Next up, or as is sometimes the case, alongside, is the development of the app. In an ideal world, the person responsible for developing the app has been part of all previous phases, chiming in with his or her experience, deliberating on the difficulty level of implementation of various proposed designs, and discussing best practices in terms of structure, tools, libraries, and so on.
I am familiar with the desire to clearly separate development from design, both from an organizational and a cultural perspective. It is my clear conviction that the best products are built by teams made of multiple professionals from various disciplines who have a mutual understand of each other. Development shouldn’t be devoid of a design presence and design shouldn’t be without development know-how.
There’s an obvious balance to this. Designers probably shouldn’t have much to say in the choice of an API implementation, like developers probably shouldn’t get to veto a color scheme. However, during a wireframing session a developer could save a designer from making a disastrous proposal that would cause time for implementation to increase tenfold. Likewise, a designer overlooking implementation of navigation could steer the interaction towards a much more enjoyable experience that better fit the consistency and feel of the app. Use your best judgment but, don’t rob your team of their combined expertise by putting up imagined barriers.
A lot could be written about the iterative nature of development as well, but once again, I will let someone else to write that article.
The real truth that seems to catch many people off guard is that you’re never actually done designing. In most good projects, designers have product ownership from spec to ship. You don’t want design becoming a relay race where you hand off something to another department or group of people where you don’t have a say. Even just listing the individual steps like I’ve done, I run the risk of misleading you, as it can very easily be understood as a progression that runs from A to B. Designing apps, or anything for that matter, is rarely a straight line or a clear succession of stages.
While our tools, as well as our products, have changed a lot over these past years, the underlying process of making apps remains largely the same.
As you progress down this narrowing funnel of bringing an app through development, you make assumptions. Then, you challenge and revise until some nugget of truth makes it into the next stage (or the next build).
People tend to think about building apps the way they think about building a house. First, you lay the foundation, then the walls come up and the appliances are installed. It seems straightforward. There is a blueprint, a design, and a team building it. This fallacy is the source of much grief in the world of making software. It’s why clients expect you to be able to tell them how much their idea costs to develop. It’s why estimates are almost always wrong, and frankly, why we have so many terrible products. It implies that we know the outcome of the process – that right from the start we’re working in a mostly controlled environment with a clearly defined goal.
But, if the process and the stages outlined above teach us anything, it is that we don’t and we shouldn’t have one. The process is there to help us explore the potential by challenging our assumptions and iteratively execute each step – to bring the best nuggets from the idea into the hands of people.

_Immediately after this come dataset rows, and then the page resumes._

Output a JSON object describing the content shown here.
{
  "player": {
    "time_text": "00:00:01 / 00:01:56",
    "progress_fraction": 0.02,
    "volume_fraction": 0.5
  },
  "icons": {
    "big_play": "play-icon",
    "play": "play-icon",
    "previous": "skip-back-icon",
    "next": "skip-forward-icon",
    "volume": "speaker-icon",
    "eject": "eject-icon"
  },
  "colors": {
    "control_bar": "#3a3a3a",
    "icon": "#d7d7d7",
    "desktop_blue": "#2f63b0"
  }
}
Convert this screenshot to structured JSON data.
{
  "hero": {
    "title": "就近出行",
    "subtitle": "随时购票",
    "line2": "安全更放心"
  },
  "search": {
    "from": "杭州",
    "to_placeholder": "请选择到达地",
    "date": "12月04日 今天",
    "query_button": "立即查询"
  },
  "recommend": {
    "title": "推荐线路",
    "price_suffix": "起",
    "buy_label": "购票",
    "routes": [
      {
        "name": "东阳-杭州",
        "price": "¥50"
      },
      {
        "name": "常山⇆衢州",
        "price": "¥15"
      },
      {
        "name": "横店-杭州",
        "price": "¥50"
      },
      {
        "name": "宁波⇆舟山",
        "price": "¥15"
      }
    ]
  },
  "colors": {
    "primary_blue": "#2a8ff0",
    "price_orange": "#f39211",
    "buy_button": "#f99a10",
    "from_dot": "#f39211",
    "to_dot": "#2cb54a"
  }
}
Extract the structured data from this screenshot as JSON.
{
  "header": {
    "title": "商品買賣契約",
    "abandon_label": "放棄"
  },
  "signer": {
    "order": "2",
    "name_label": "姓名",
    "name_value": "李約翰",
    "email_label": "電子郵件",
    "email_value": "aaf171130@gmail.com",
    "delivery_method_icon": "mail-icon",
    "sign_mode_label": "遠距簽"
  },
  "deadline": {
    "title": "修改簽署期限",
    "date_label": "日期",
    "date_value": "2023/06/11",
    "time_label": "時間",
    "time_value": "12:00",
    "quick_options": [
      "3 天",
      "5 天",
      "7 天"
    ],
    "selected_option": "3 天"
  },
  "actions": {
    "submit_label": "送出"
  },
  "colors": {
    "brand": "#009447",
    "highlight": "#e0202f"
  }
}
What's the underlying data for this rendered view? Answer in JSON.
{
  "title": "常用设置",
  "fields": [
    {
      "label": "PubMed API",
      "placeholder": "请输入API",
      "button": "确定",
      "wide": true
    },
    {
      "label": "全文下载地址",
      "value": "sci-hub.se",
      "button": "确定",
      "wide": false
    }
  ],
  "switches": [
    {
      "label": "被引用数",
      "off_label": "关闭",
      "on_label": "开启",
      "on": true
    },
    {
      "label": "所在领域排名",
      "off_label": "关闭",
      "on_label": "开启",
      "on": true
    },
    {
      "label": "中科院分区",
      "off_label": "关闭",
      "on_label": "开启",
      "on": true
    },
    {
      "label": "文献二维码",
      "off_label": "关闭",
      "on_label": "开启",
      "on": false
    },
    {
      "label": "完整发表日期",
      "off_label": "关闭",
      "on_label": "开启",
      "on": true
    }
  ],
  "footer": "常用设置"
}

Rather than building a house, designing apps is probably more like composing a symphony. Each profession a separate instrument. In the beginning, it sounds odd, hollow and out of tune. Slowly, however, as we move through the acts and apply our experience and skill, iteratively it finds its direction and becomes some version of the music described in the original idea.